Task instructions:
Copy every entry exactly as it reads and exclude whatever pictures appear.

Data records for software interfaces:
-- Opening Marker --
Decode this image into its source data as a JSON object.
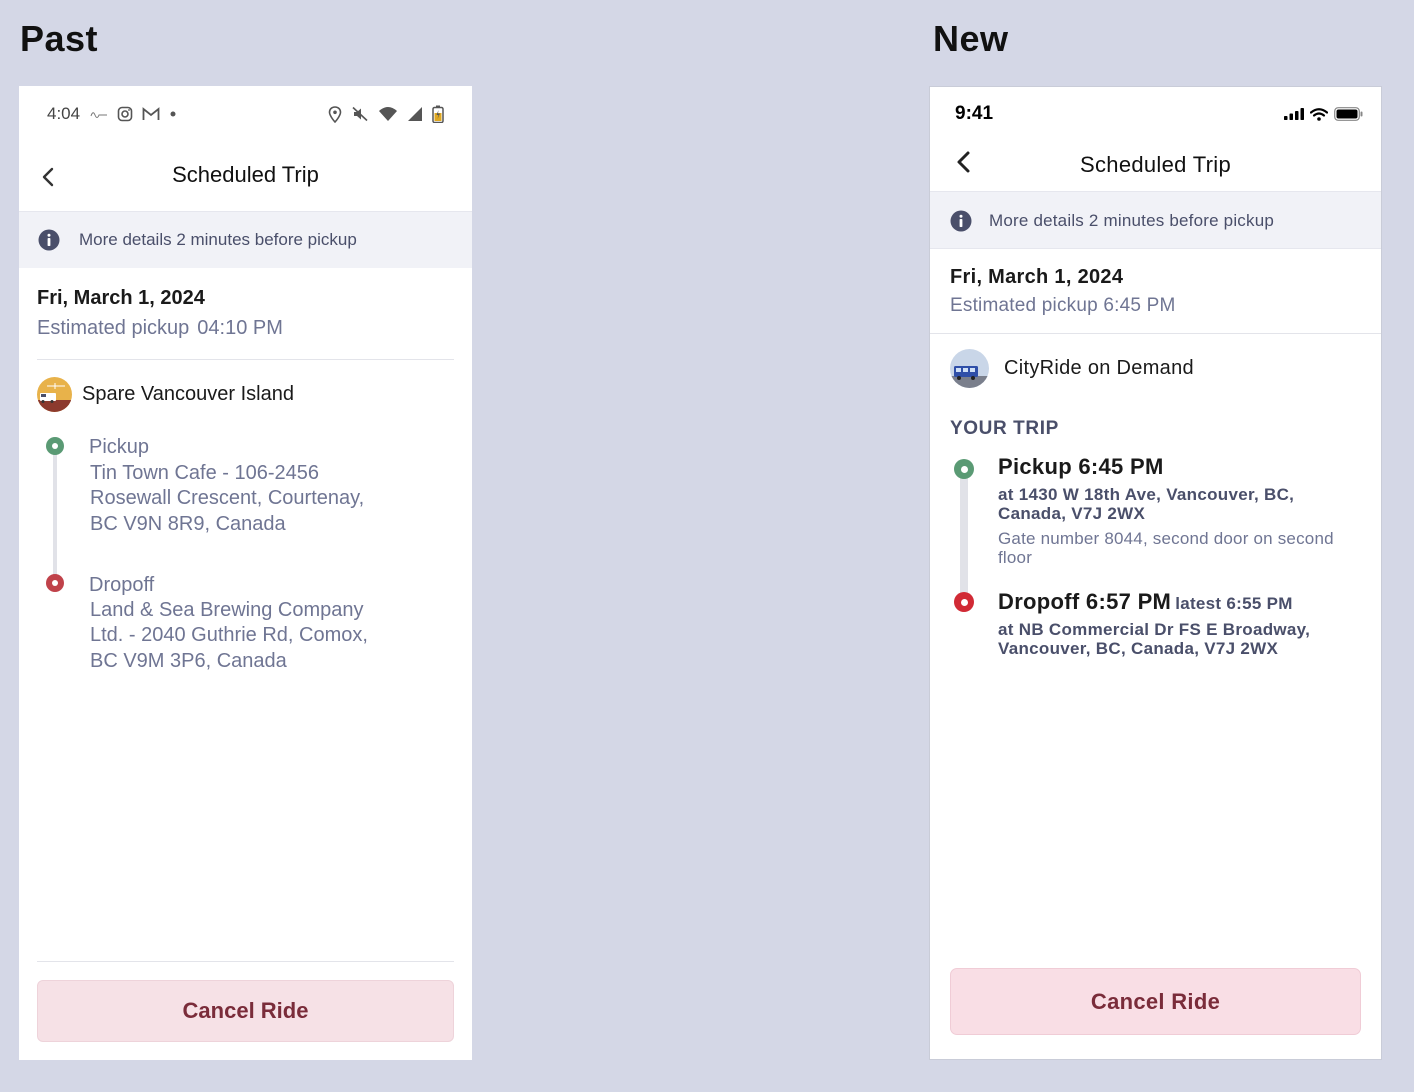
{
  "labels": {
    "past": "Past",
    "new": "New"
  },
  "colors": {
    "pickup_dot": "#5a9a74",
    "dropoff_dot_past": "#c0424a",
    "dropoff_dot_new": "#d12a35",
    "cancel_bg": "#f6e1e6",
    "cancel_text": "#7a2c3a",
    "banner_bg": "#f1f2f7",
    "muted_text": "#6f7593"
  },
  "past": {
    "status_bar": {
      "time": "4:04",
      "left_icons": [
        "signature-icon",
        "instagram-icon",
        "gmail-icon",
        "dot-icon"
      ],
      "right_icons": [
        "location-icon",
        "mute-icon",
        "wifi-icon",
        "signal-icon",
        "battery-icon"
      ]
    },
    "header": {
      "back_icon": "chevron-left-icon",
      "title": "Scheduled Trip"
    },
    "banner": {
      "icon": "info-icon",
      "text": "More details 2 minutes before pickup"
    },
    "trip": {
      "date": "Fri, March 1, 2024",
      "estimated_label": "Estimated pickup",
      "estimated_time": "04:10 PM"
    },
    "provider": {
      "name": "Spare Vancouver Island"
    },
    "stops": {
      "pickup": {
        "label": "Pickup",
        "address": "Tin Town Cafe - 106-2456 Rosewall Crescent, Courtenay, BC V9N 8R9, Canada"
      },
      "dropoff": {
        "label": "Dropoff",
        "address": "Land & Sea Brewing Company Ltd. - 2040 Guthrie Rd, Comox, BC V9M 3P6, Canada"
      }
    },
    "cancel_label": "Cancel Ride"
  },
  "new": {
    "status_bar": {
      "time": "9:41",
      "right_icons": [
        "cellular-signal-icon",
        "wifi-icon",
        "battery-icon"
      ]
    },
    "header": {
      "back_icon": "chevron-left-icon",
      "title": "Scheduled Trip"
    },
    "banner": {
      "icon": "info-icon",
      "text": "More details 2 minutes before pickup"
    },
    "trip": {
      "date": "Fri, March 1, 2024",
      "estimated_label": "Estimated pickup 6:45 PM"
    },
    "provider": {
      "name": "CityRide on Demand"
    },
    "section_title": "YOUR TRIP",
    "stops": {
      "pickup": {
        "heading": "Pickup 6:45 PM",
        "address": "at 1430 W 18th Ave, Vancouver, BC, Canada, V7J 2WX",
        "note": "Gate number 8044, second door on second floor"
      },
      "dropoff": {
        "heading": "Dropoff 6:57 PM",
        "latest": "latest 6:55 PM",
        "address": "at NB Commercial Dr FS E Broadway, Vancouver, BC, Canada, V7J 2WX"
      }
    },
    "cancel_label": "Cancel Ride"
  }
}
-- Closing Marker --
Written reply:
Decode this image into its source data as a JSON object.
{
  "labels": {
    "past": "Past",
    "new": "New"
  },
  "colors": {
    "pickup_dot": "#5a9a74",
    "dropoff_dot_past": "#c0424a",
    "dropoff_dot_new": "#d12a35",
    "cancel_bg": "#f6e1e6",
    "cancel_text": "#7a2c3a",
    "banner_bg": "#f1f2f7",
    "muted_text": "#6f7593"
  },
  "past": {
    "status_bar": {
      "time": "4:04",
      "left_icons": [
        "signature-icon",
        "instagram-icon",
        "gmail-icon",
        "dot-icon"
      ],
      "right_icons": [
        "location-icon",
        "mute-icon",
        "wifi-icon",
        "signal-icon",
        "battery-icon"
      ]
    },
    "header": {
      "back_icon": "chevron-left-icon",
      "title": "Scheduled Trip"
    },
    "banner": {
      "icon": "info-icon",
      "text": "More details 2 minutes before pickup"
    },
    "trip": {
      "date": "Fri, March 1, 2024",
      "estimated_label": "Estimated pickup",
      "estimated_time": "04:10 PM"
    },
    "provider": {
      "name": "Spare Vancouver Island"
    },
    "stops": {
      "pickup": {
        "label": "Pickup",
        "address": "Tin Town Cafe - 106-2456 Rosewall Crescent, Courtenay, BC V9N 8R9, Canada"
      },
      "dropoff": {
        "label": "Dropoff",
        "address": "Land & Sea Brewing Company Ltd. - 2040 Guthrie Rd, Comox, BC V9M 3P6, Canada"
      }
    },
    "cancel_label": "Cancel Ride"
  },
  "new": {
    "status_bar": {
      "time": "9:41",
      "right_icons": [
        "cellular-signal-icon",
        "wifi-icon",
        "battery-icon"
      ]
    },
    "header": {
      "back_icon": "chevron-left-icon",
      "title": "Scheduled Trip"
    },
    "banner": {
      "icon": "info-icon",
      "text": "More details 2 minutes before pickup"
    },
    "trip": {
      "date": "Fri, March 1, 2024",
      "estimated_label": "Estimated pickup 6:45 PM"
    },
    "provider": {
      "name": "CityRide on Demand"
    },
    "section_title": "YOUR TRIP",
    "stops": {
      "pickup": {
        "heading": "Pickup 6:45 PM",
        "address": "at 1430 W 18th Ave, Vancouver, BC, Canada, V7J 2WX",
        "note": "Gate number 8044, second door on second floor"
      },
      "dropoff": {
        "heading": "Dropoff 6:57 PM",
        "latest": "latest 6:55 PM",
        "address": "at NB Commercial Dr FS E Broadway, Vancouver, BC, Canada, V7J 2WX"
      }
    },
    "cancel_label": "Cancel Ride"
  }
}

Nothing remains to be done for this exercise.